** EXCERPTED RECORDS follows **
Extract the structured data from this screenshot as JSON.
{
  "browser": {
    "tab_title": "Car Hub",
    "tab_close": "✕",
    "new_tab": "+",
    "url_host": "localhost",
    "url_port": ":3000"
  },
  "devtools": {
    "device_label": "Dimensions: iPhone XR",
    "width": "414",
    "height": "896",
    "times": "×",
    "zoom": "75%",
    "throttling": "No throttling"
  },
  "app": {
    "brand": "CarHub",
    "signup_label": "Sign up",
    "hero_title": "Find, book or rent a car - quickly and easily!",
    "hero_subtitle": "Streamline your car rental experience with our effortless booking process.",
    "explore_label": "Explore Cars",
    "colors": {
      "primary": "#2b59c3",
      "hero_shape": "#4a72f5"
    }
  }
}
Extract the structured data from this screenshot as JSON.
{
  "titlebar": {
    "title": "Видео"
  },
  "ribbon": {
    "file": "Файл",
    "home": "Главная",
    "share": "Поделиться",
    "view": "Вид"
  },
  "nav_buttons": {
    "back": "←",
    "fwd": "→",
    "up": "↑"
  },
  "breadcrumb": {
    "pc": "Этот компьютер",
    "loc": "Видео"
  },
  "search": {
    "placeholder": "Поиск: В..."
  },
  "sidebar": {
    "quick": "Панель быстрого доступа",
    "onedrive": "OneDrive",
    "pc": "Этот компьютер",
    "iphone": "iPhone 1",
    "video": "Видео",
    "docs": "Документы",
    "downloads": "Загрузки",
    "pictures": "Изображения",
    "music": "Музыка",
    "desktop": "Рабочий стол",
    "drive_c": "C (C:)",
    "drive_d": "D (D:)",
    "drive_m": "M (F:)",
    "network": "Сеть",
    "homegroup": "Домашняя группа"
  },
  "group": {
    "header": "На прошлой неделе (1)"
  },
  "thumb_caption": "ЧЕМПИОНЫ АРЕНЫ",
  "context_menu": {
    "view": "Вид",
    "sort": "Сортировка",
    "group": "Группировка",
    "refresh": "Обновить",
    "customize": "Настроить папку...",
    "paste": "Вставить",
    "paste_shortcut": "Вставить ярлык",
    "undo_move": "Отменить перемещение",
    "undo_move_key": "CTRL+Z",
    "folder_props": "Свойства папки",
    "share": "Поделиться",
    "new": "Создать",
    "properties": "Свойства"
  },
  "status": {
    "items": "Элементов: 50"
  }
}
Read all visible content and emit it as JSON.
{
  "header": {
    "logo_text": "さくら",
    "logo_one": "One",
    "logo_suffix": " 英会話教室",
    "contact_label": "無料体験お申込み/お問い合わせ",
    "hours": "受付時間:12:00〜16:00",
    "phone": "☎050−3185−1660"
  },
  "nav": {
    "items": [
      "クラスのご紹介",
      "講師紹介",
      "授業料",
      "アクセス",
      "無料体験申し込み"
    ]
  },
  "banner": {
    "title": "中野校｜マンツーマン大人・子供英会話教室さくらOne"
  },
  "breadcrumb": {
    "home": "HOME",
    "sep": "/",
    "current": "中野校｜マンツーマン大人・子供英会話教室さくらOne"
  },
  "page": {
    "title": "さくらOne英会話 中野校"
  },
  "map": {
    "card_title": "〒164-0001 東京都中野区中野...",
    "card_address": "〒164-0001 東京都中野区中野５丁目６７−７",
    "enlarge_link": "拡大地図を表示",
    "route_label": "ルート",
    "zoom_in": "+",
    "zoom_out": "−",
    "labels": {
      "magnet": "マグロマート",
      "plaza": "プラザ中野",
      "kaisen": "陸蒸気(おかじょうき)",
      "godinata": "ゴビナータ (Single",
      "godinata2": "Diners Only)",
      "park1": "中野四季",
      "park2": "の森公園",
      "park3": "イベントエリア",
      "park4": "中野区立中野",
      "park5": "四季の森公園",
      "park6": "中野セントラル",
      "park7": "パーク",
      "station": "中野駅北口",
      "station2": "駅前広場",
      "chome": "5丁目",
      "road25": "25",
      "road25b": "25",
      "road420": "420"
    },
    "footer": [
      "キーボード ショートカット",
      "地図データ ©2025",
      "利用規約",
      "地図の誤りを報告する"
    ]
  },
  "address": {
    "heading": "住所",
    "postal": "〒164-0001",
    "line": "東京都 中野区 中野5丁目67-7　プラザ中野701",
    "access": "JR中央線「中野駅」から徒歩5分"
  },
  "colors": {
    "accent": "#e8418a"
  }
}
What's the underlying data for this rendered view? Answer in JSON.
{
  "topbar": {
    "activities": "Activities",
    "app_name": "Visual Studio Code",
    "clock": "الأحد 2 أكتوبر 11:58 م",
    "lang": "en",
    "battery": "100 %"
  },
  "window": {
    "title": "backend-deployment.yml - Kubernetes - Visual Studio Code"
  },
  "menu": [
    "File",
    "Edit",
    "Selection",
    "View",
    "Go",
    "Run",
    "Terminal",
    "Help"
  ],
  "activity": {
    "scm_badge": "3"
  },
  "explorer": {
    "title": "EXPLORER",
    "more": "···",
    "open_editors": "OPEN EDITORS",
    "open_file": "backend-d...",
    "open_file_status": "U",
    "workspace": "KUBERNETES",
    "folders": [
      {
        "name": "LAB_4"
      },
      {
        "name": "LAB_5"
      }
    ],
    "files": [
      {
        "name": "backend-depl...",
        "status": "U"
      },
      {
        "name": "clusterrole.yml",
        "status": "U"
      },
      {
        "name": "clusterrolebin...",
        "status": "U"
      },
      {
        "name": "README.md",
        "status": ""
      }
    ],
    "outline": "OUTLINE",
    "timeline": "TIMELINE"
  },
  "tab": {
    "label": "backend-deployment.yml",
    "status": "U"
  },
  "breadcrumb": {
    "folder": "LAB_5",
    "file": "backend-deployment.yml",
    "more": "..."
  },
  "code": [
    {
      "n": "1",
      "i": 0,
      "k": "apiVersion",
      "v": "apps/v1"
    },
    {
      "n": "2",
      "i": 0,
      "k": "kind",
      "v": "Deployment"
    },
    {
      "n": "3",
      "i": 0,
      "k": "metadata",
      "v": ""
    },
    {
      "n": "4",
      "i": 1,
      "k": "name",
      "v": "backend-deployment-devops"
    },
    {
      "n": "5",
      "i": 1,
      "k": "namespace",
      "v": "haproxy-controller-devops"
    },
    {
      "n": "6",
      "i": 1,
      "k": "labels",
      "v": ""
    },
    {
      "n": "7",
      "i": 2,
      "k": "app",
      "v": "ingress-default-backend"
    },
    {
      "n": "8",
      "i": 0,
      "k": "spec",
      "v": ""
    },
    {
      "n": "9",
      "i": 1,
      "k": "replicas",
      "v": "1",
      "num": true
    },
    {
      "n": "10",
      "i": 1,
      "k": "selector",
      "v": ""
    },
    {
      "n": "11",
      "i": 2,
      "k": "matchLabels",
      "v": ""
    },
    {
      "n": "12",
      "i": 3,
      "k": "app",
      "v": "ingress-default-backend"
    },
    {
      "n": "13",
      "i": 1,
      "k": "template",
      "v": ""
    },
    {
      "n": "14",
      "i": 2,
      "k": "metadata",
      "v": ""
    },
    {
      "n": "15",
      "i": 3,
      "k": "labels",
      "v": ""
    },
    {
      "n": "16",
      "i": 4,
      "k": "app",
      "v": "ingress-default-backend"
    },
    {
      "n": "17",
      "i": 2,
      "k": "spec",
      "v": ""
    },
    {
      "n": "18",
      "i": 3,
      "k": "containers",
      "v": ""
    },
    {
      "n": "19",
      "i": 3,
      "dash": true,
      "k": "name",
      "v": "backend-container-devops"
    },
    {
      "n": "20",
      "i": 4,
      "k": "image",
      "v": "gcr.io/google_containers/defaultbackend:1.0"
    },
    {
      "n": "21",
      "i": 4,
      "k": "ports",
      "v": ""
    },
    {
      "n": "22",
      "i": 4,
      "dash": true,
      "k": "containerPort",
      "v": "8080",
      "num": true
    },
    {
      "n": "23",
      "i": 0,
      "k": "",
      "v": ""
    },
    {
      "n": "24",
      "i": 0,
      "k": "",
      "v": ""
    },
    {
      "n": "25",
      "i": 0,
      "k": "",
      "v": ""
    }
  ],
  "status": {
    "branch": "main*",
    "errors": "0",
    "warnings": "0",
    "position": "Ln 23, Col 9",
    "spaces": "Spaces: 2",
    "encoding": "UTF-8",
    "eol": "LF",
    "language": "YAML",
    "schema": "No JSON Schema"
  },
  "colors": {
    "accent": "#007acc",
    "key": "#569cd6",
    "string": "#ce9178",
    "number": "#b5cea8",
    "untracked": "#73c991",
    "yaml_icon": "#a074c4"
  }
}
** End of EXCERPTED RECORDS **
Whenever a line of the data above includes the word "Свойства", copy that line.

    "folder_props": "Свойства папки",
    "properties": "Свойства"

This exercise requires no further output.